═══ Source data

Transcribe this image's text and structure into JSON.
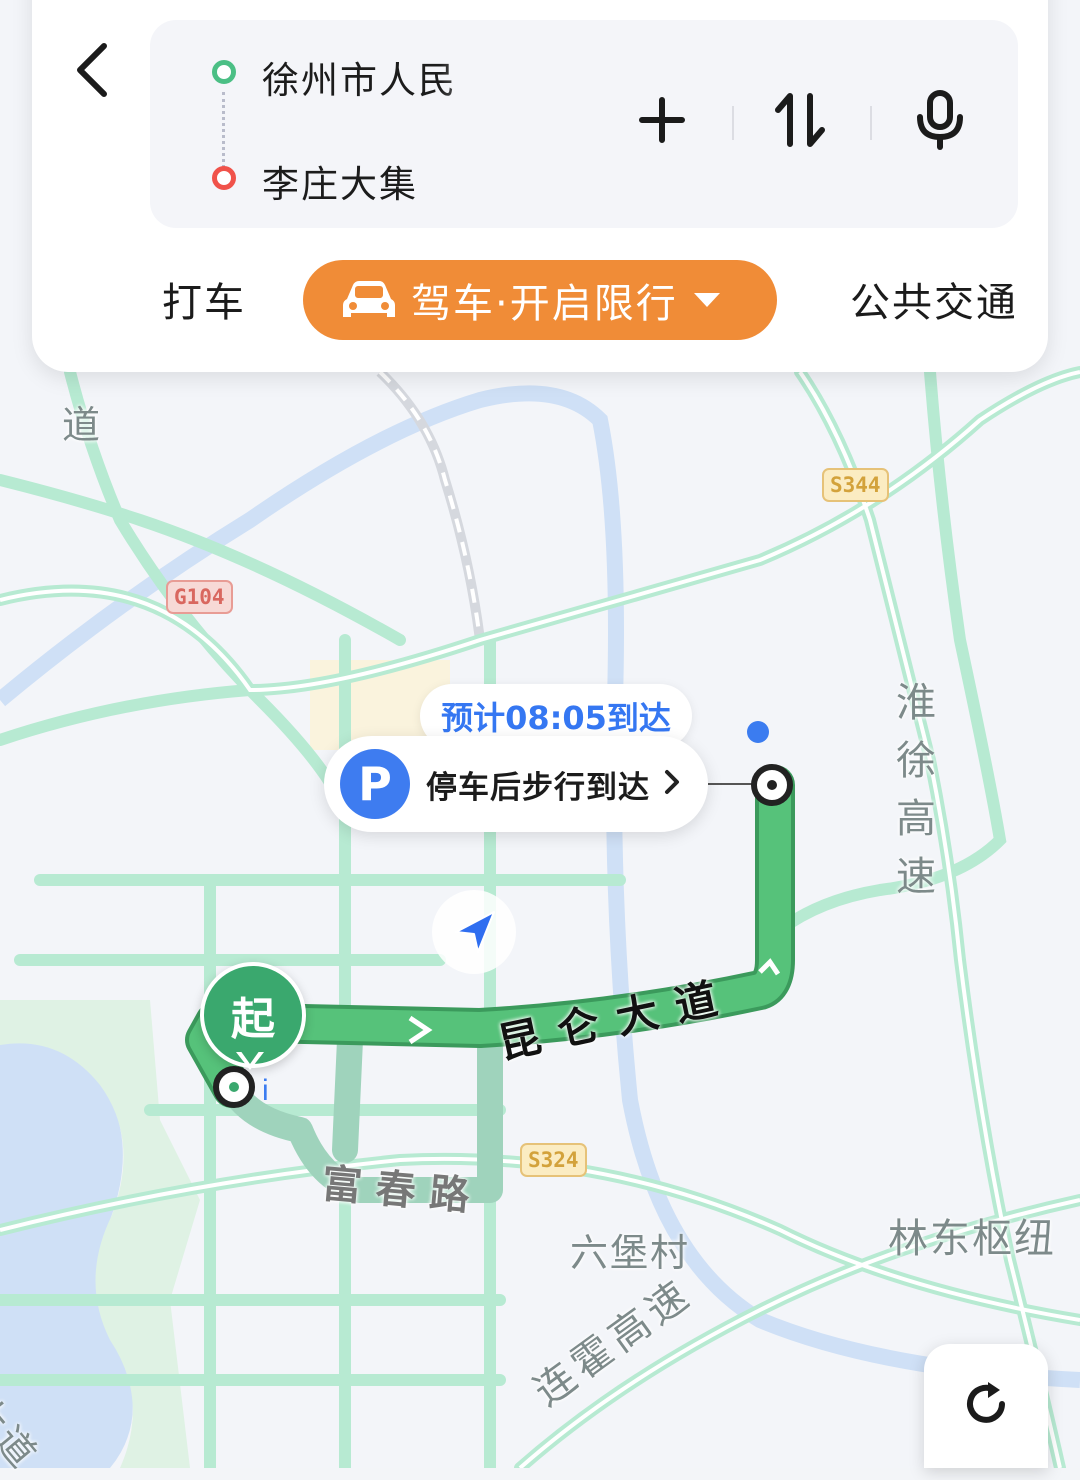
{
  "route": {
    "start": "徐州市人民",
    "end": "李庄大集"
  },
  "modes": {
    "taxi": "打车",
    "driving": "驾车·开启限行",
    "transit": "公共交通"
  },
  "icons": {
    "back": "chevron-left-icon",
    "add": "plus-icon",
    "swap": "swap-icon",
    "voice": "microphone-icon",
    "car": "car-icon",
    "dropdown": "caret-down-icon",
    "parking": "parking-icon",
    "locate": "navigation-arrow-icon",
    "refresh": "refresh-icon"
  },
  "map": {
    "eta": "预计08:05到达",
    "parking_label": "停车后步行到达",
    "parking_letter": "P",
    "start_marker": "起",
    "labels": {
      "kunlun": "昆仑大道",
      "fuchun": "富春路",
      "liubao": "六堡村",
      "huaixu": "淮徐高速",
      "lindong": "林东枢纽",
      "lianhuo": "连霍高速",
      "dao_top": "道",
      "dao_bottom": "大道"
    },
    "shields": {
      "g104": "G104",
      "s344": "S344",
      "s324": "S324"
    }
  },
  "colors": {
    "accent": "#f08c37",
    "route": "#56c27a",
    "route_alt": "#9fd3bc",
    "road": "#b7ead2",
    "water": "#cfe0f6",
    "eta": "#3577f2",
    "start_dot": "#4bbf85",
    "end_dot": "#f0524a"
  }
}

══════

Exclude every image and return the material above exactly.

Transcribe this image's text and structure into JSON.
{
  "route": {
    "start": "徐州市人民",
    "end": "李庄大集"
  },
  "modes": {
    "taxi": "打车",
    "driving": "驾车·开启限行",
    "transit": "公共交通"
  },
  "icons": {
    "back": "chevron-left-icon",
    "add": "plus-icon",
    "swap": "swap-icon",
    "voice": "microphone-icon",
    "car": "car-icon",
    "dropdown": "caret-down-icon",
    "parking": "parking-icon",
    "locate": "navigation-arrow-icon",
    "refresh": "refresh-icon"
  },
  "map": {
    "eta": "预计08:05到达",
    "parking_label": "停车后步行到达",
    "parking_letter": "P",
    "start_marker": "起",
    "labels": {
      "kunlun": "昆仑大道",
      "fuchun": "富春路",
      "liubao": "六堡村",
      "huaixu": "淮徐高速",
      "lindong": "林东枢纽",
      "lianhuo": "连霍高速",
      "dao_top": "道",
      "dao_bottom": "大道"
    },
    "shields": {
      "g104": "G104",
      "s344": "S344",
      "s324": "S324"
    }
  },
  "colors": {
    "accent": "#f08c37",
    "route": "#56c27a",
    "route_alt": "#9fd3bc",
    "road": "#b7ead2",
    "water": "#cfe0f6",
    "eta": "#3577f2",
    "start_dot": "#4bbf85",
    "end_dot": "#f0524a"
  }
}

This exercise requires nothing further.